▶ [TASK STATEMENT]:
For this exercise, please find the lines in the entries that include the word "structured" and copy them.

Data records:
Segment Open

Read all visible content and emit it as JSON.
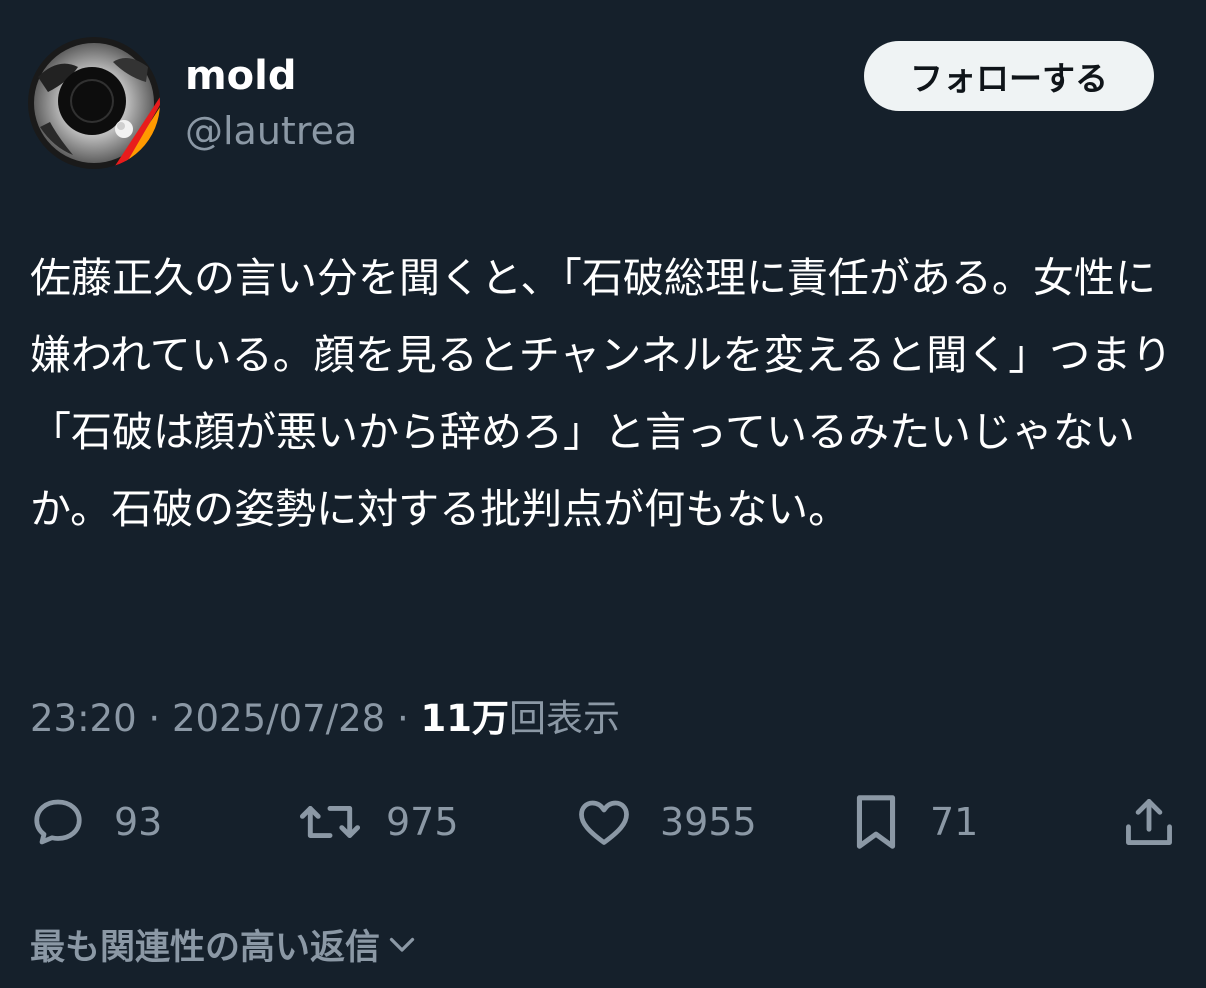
{
  "user": {
    "display_name": "mold",
    "handle": "@lautrea"
  },
  "follow_button": {
    "label": "フォローする"
  },
  "tweet": {
    "text": "佐藤正久の言い分を聞くと、「石破総理に責任がある。女性に嫌われている。顔を見るとチャンネルを変えると聞く」つまり「石破は顔が悪いから辞めろ」と言っているみたいじゃないか。石破の姿勢に対する批判点が何もない。"
  },
  "meta": {
    "time": "23:20",
    "separator": "·",
    "date": "2025/07/28",
    "views_count": "11万",
    "views_label": "回表示"
  },
  "actions": {
    "reply": {
      "icon": "reply-icon",
      "count": "93"
    },
    "retweet": {
      "icon": "retweet-icon",
      "count": "975"
    },
    "like": {
      "icon": "heart-icon",
      "count": "3955"
    },
    "bookmark": {
      "icon": "bookmark-icon",
      "count": "71"
    },
    "share": {
      "icon": "share-icon"
    }
  },
  "replies_sort": {
    "label": "最も関連性の高い返信",
    "icon": "chevron-down-icon"
  },
  "colors": {
    "background": "#15202b",
    "text_primary": "#ffffff",
    "text_secondary": "#8b98a5",
    "follow_bg": "#eff3f4"
  }
}
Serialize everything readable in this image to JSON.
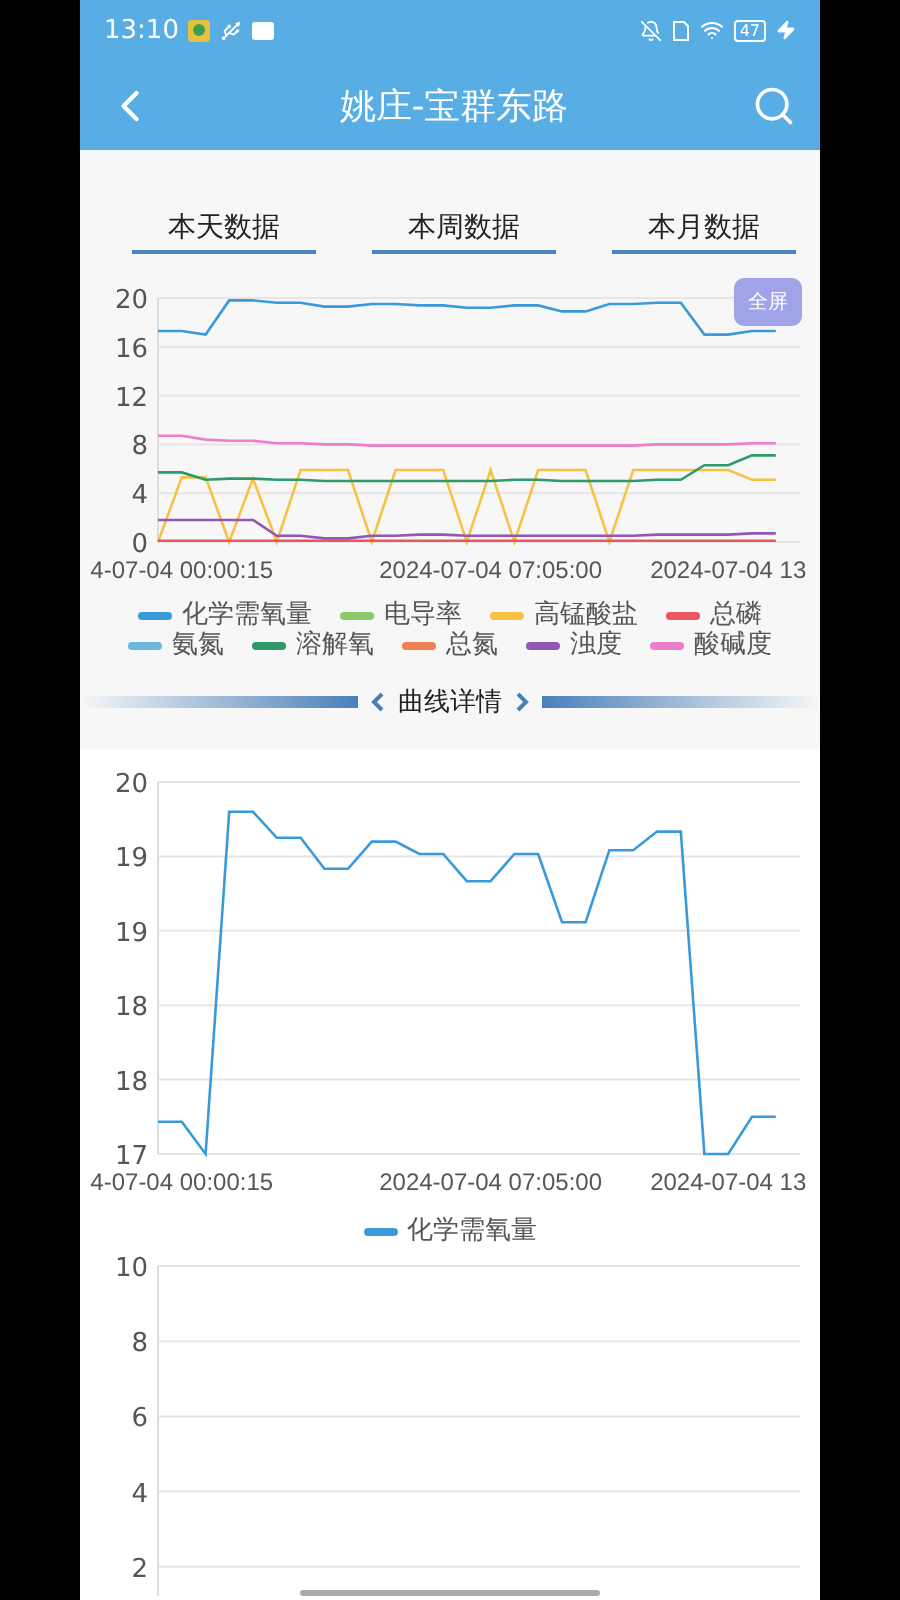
{
  "status_bar": {
    "time": "13:10",
    "battery": "47"
  },
  "header": {
    "title": "姚庄-宝群东路"
  },
  "tabs": [
    {
      "label": "本天数据"
    },
    {
      "label": "本周数据"
    },
    {
      "label": "本月数据"
    }
  ],
  "overview": {
    "fullscreen_button": "全屏",
    "chart_data": {
      "type": "line",
      "grid": true,
      "categories": [
        null,
        "4-07-04 00:00:15",
        null,
        null,
        null,
        null,
        null,
        null,
        null,
        null,
        null,
        null,
        null,
        null,
        "2024-07-04 07:05:00",
        null,
        null,
        null,
        null,
        null,
        null,
        null,
        null,
        null,
        "2024-07-04 13",
        null,
        null
      ],
      "ylim": [
        0,
        20
      ],
      "yticks": [
        0,
        4,
        8,
        12,
        16,
        20
      ],
      "series": [
        {
          "name": "化学需氧量",
          "color": "#3a9ad9",
          "values": [
            17.3,
            17.3,
            17.0,
            19.8,
            19.8,
            19.6,
            19.6,
            19.3,
            19.3,
            19.5,
            19.5,
            19.4,
            19.4,
            19.2,
            19.2,
            19.4,
            19.4,
            18.9,
            18.9,
            19.5,
            19.5,
            19.6,
            19.6,
            17.0,
            17.0,
            17.3,
            17.3
          ]
        },
        {
          "name": "电导率",
          "color": "#8bc96a",
          "values": [
            null,
            null,
            null,
            null,
            null,
            null,
            null,
            null,
            null,
            null,
            null,
            null,
            null,
            null,
            null,
            null,
            null,
            null,
            null,
            null,
            null,
            null,
            null,
            null,
            null,
            null,
            null
          ]
        },
        {
          "name": "高锰酸盐",
          "color": "#f7c244",
          "values": [
            0,
            5.3,
            5.3,
            0,
            5.2,
            0,
            5.9,
            5.9,
            5.9,
            0,
            5.9,
            5.9,
            5.9,
            0,
            5.9,
            0,
            5.9,
            5.9,
            5.9,
            0,
            5.9,
            5.9,
            5.9,
            5.9,
            5.9,
            5.1,
            5.1
          ]
        },
        {
          "name": "总磷",
          "color": "#e8565e",
          "values": [
            0.1,
            0.1,
            0.1,
            0.1,
            0.1,
            0.1,
            0.1,
            0.1,
            0.1,
            0.1,
            0.1,
            0.1,
            0.1,
            0.1,
            0.1,
            0.1,
            0.1,
            0.1,
            0.1,
            0.1,
            0.1,
            0.1,
            0.1,
            0.1,
            0.1,
            0.1,
            0.1
          ]
        },
        {
          "name": "氨氮",
          "color": "#6ab7e0",
          "values": [
            null,
            null,
            null,
            null,
            null,
            null,
            null,
            null,
            null,
            null,
            null,
            null,
            null,
            null,
            null,
            null,
            null,
            null,
            null,
            null,
            null,
            null,
            null,
            null,
            null,
            null,
            null
          ]
        },
        {
          "name": "溶解氧",
          "color": "#2e9a6a",
          "values": [
            5.7,
            5.7,
            5.1,
            5.2,
            5.2,
            5.1,
            5.1,
            5.0,
            5.0,
            5.0,
            5.0,
            5.0,
            5.0,
            5.0,
            5.0,
            5.1,
            5.1,
            5.0,
            5.0,
            5.0,
            5.0,
            5.1,
            5.1,
            6.3,
            6.3,
            7.1,
            7.1
          ]
        },
        {
          "name": "总氮",
          "color": "#f08050",
          "values": [
            null,
            null,
            null,
            null,
            null,
            null,
            null,
            null,
            null,
            null,
            null,
            null,
            null,
            null,
            null,
            null,
            null,
            null,
            null,
            null,
            null,
            null,
            null,
            null,
            null,
            null,
            null
          ]
        },
        {
          "name": "浊度",
          "color": "#9157b5",
          "values": [
            1.8,
            1.8,
            1.8,
            1.8,
            1.8,
            0.5,
            0.5,
            0.3,
            0.3,
            0.5,
            0.5,
            0.6,
            0.6,
            0.5,
            0.5,
            0.5,
            0.5,
            0.5,
            0.5,
            0.5,
            0.5,
            0.6,
            0.6,
            0.6,
            0.6,
            0.7,
            0.7
          ]
        },
        {
          "name": "酸碱度",
          "color": "#ec7ecb",
          "values": [
            8.7,
            8.7,
            8.4,
            8.3,
            8.3,
            8.1,
            8.1,
            8.0,
            8.0,
            7.9,
            7.9,
            7.9,
            7.9,
            7.9,
            7.9,
            7.9,
            7.9,
            7.9,
            7.9,
            7.9,
            7.9,
            8.0,
            8.0,
            8.0,
            8.0,
            8.1,
            8.1
          ]
        }
      ]
    }
  },
  "divider": {
    "label": "曲线详情"
  },
  "detail_charts": [
    {
      "chart_data": {
        "type": "line",
        "grid": true,
        "categories": [
          null,
          "4-07-04 00:00:15",
          null,
          null,
          null,
          null,
          null,
          null,
          null,
          null,
          null,
          null,
          null,
          null,
          "2024-07-04 07:05:00",
          null,
          null,
          null,
          null,
          null,
          null,
          null,
          null,
          null,
          "2024-07-04 13",
          null,
          null
        ],
        "ylim": [
          17,
          20
        ],
        "yticks": [
          {
            "value": 17,
            "label": "17"
          },
          {
            "value": 17.6,
            "label": "18"
          },
          {
            "value": 18.2,
            "label": "18"
          },
          {
            "value": 18.8,
            "label": "19"
          },
          {
            "value": 19.4,
            "label": "19"
          },
          {
            "value": 20,
            "label": "20"
          }
        ],
        "series": [
          {
            "name": "化学需氧量",
            "color": "#3a9ad9",
            "values": [
              17.26,
              17.26,
              17.0,
              19.76,
              19.76,
              19.55,
              19.55,
              19.3,
              19.3,
              19.52,
              19.52,
              19.42,
              19.42,
              19.2,
              19.2,
              19.42,
              19.42,
              18.87,
              18.87,
              19.45,
              19.45,
              19.6,
              19.6,
              17.0,
              17.0,
              17.3,
              17.3
            ]
          }
        ]
      }
    },
    {
      "chart_data": {
        "type": "line",
        "grid": true,
        "categories": [
          null,
          null,
          null,
          null,
          null,
          null,
          null,
          null,
          null,
          null,
          null,
          null,
          null,
          null,
          null,
          null,
          null,
          null,
          null,
          null,
          null,
          null,
          null,
          null,
          null,
          null,
          null
        ],
        "ylim": [
          0,
          10
        ],
        "yticks": [
          2,
          4,
          6,
          8,
          10
        ]
      }
    }
  ]
}
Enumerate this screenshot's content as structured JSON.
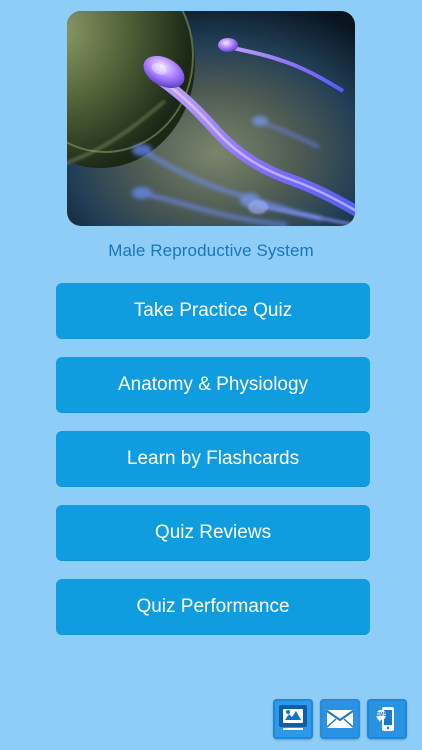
{
  "app": {
    "title": "Male Reproductive System"
  },
  "menu": {
    "items": [
      {
        "label": "Take Practice Quiz"
      },
      {
        "label": "Anatomy & Physiology"
      },
      {
        "label": "Learn by Flashcards"
      },
      {
        "label": "Quiz Reviews"
      },
      {
        "label": "Quiz Performance"
      }
    ]
  },
  "toolbar": {
    "sms_label": "SMS"
  },
  "icons": {
    "share": "share-icon",
    "mail": "mail-icon",
    "sms": "sms-phone-icon"
  },
  "colors": {
    "background": "#8ecdf8",
    "title": "#1677b8",
    "button": "#0f9de0",
    "button_text": "#ffffff",
    "toolbar_icon": "#1e84d5"
  }
}
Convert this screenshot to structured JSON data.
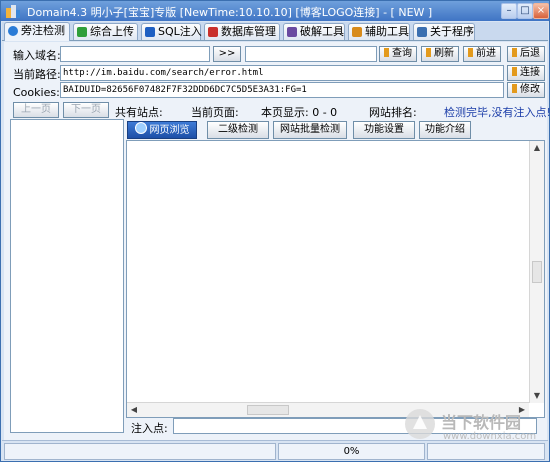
{
  "window": {
    "title": "Domain4.3 明小子[宝宝]专版 [NewTime:10.10.10] [博客LOGO连接]  - [ NEW ]"
  },
  "window_controls": {
    "minimize": "–",
    "maximize": "□",
    "close": "×"
  },
  "tabs": [
    {
      "label": "旁注检测",
      "active": true,
      "icon_color": "#2a7bd6"
    },
    {
      "label": "综合上传",
      "active": false,
      "icon_color": "#2f9e3a"
    },
    {
      "label": "SQL注入",
      "active": false,
      "icon_color": "#1e5fc2"
    },
    {
      "label": "数据库管理",
      "active": false,
      "icon_color": "#c9302c"
    },
    {
      "label": "破解工具",
      "active": false,
      "icon_color": "#6a4aa0"
    },
    {
      "label": "辅助工具",
      "active": false,
      "icon_color": "#d88b1b"
    },
    {
      "label": "关于程序",
      "active": false,
      "icon_color": "#3b6fb0"
    }
  ],
  "form": {
    "domain_label": "输入域名:",
    "domain_value": "",
    "go_button": ">>",
    "extra_value": "",
    "path_label": "当前路径:",
    "path_value": "http://im.baidu.com/search/error.html",
    "cookies_label": "Cookies:",
    "cookies_value": "BAIDUID=82656F07482F7F32DDD6DC7C5D5E3A31:FG=1"
  },
  "right_buttons": {
    "query": "查询",
    "refresh": "刷新",
    "forward": "前进",
    "back": "后退",
    "connect": "连接",
    "modify": "修改"
  },
  "pager": {
    "prev": "上一页",
    "next": "下一页"
  },
  "stats": {
    "total_sites": "共有站点:",
    "current_page": "当前页面:",
    "page_display": "本页显示: 0 - 0",
    "site_rank": "网站排名:",
    "status": "检测完毕,没有注入点!"
  },
  "toolbar": {
    "browse": "网页浏览",
    "secondary_check": "二级检测",
    "batch_check": "网站批量检测",
    "settings": "功能设置",
    "intro": "功能介绍"
  },
  "scroll": {
    "up": "▲",
    "down": "▼",
    "left": "◀",
    "right": "▶"
  },
  "injection": {
    "label": "注入点:",
    "value": ""
  },
  "statusbar": {
    "progress": "0%"
  },
  "watermark": {
    "title": "当下软件园",
    "url": "www.downxia.com"
  },
  "colors": {
    "title_bar": "#3f74c4",
    "status_text": "#1a3ca8",
    "accent_orange": "#e39a1c"
  }
}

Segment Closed

▶ [EXERCISE RESULT]:
Enumerate this screenshot's content as structured JSON.
Convert this screenshot to structured JSON data.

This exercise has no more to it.